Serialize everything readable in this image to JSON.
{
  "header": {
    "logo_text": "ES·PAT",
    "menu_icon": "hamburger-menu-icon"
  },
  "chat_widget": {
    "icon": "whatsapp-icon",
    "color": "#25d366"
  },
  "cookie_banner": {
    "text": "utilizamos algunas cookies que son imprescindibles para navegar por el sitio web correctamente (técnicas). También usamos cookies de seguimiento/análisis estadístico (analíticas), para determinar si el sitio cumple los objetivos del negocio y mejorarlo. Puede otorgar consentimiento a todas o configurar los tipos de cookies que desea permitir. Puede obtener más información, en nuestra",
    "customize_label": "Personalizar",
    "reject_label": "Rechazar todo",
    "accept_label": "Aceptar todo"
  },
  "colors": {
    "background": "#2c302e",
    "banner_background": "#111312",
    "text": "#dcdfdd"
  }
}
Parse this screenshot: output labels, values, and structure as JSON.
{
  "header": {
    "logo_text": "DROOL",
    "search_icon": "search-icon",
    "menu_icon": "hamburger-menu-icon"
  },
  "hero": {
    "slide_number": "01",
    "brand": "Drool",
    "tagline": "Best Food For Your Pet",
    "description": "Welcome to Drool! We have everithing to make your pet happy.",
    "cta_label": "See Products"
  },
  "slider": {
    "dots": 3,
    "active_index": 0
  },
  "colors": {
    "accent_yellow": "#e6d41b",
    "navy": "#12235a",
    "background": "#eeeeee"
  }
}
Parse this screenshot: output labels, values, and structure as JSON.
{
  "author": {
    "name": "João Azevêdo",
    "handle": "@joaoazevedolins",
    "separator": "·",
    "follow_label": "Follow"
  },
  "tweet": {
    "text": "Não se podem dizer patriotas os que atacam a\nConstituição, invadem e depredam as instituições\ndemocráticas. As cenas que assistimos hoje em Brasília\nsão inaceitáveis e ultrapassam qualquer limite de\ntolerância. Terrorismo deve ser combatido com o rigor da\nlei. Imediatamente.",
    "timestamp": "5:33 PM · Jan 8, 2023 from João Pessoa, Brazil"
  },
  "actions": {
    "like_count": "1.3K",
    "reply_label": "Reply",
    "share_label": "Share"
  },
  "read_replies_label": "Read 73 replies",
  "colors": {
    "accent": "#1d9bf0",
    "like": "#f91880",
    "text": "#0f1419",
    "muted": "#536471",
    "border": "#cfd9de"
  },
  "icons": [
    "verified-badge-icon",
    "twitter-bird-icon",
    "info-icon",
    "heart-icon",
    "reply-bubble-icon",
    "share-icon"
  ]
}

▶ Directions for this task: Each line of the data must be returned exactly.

▶ Exercise solution:
Serialize everything readable in this image to JSON.
{
  "header": {
    "logo_text": "ES·PAT",
    "menu_icon": "hamburger-menu-icon"
  },
  "chat_widget": {
    "icon": "whatsapp-icon",
    "color": "#25d366"
  },
  "cookie_banner": {
    "text": "utilizamos algunas cookies que son imprescindibles para navegar por el sitio web correctamente (técnicas). También usamos cookies de seguimiento/análisis estadístico (analíticas), para determinar si el sitio cumple los objetivos del negocio y mejorarlo. Puede otorgar consentimiento a todas o configurar los tipos de cookies que desea permitir. Puede obtener más información, en nuestra",
    "customize_label": "Personalizar",
    "reject_label": "Rechazar todo",
    "accept_label": "Aceptar todo"
  },
  "colors": {
    "background": "#2c302e",
    "banner_background": "#111312",
    "text": "#dcdfdd"
  }
}
Parse this screenshot: output labels, values, and structure as JSON.
{
  "header": {
    "logo_text": "DROOL",
    "search_icon": "search-icon",
    "menu_icon": "hamburger-menu-icon"
  },
  "hero": {
    "slide_number": "01",
    "brand": "Drool",
    "tagline": "Best Food For Your Pet",
    "description": "Welcome to Drool! We have everithing to make your pet happy.",
    "cta_label": "See Products"
  },
  "slider": {
    "dots": 3,
    "active_index": 0
  },
  "colors": {
    "accent_yellow": "#e6d41b",
    "navy": "#12235a",
    "background": "#eeeeee"
  }
}
Parse this screenshot: output labels, values, and structure as JSON.
{
  "author": {
    "name": "João Azevêdo",
    "handle": "@joaoazevedolins",
    "separator": "·",
    "follow_label": "Follow"
  },
  "tweet": {
    "text": "Não se podem dizer patriotas os que atacam a\nConstituição, invadem e depredam as instituições\ndemocráticas. As cenas que assistimos hoje em Brasília\nsão inaceitáveis e ultrapassam qualquer limite de\ntolerância. Terrorismo deve ser combatido com o rigor da\nlei. Imediatamente.",
    "timestamp": "5:33 PM · Jan 8, 2023 from João Pessoa, Brazil"
  },
  "actions": {
    "like_count": "1.3K",
    "reply_label": "Reply",
    "share_label": "Share"
  },
  "read_replies_label": "Read 73 replies",
  "colors": {
    "accent": "#1d9bf0",
    "like": "#f91880",
    "text": "#0f1419",
    "muted": "#536471",
    "border": "#cfd9de"
  },
  "icons": [
    "verified-badge-icon",
    "twitter-bird-icon",
    "info-icon",
    "heart-icon",
    "reply-bubble-icon",
    "share-icon"
  ]
}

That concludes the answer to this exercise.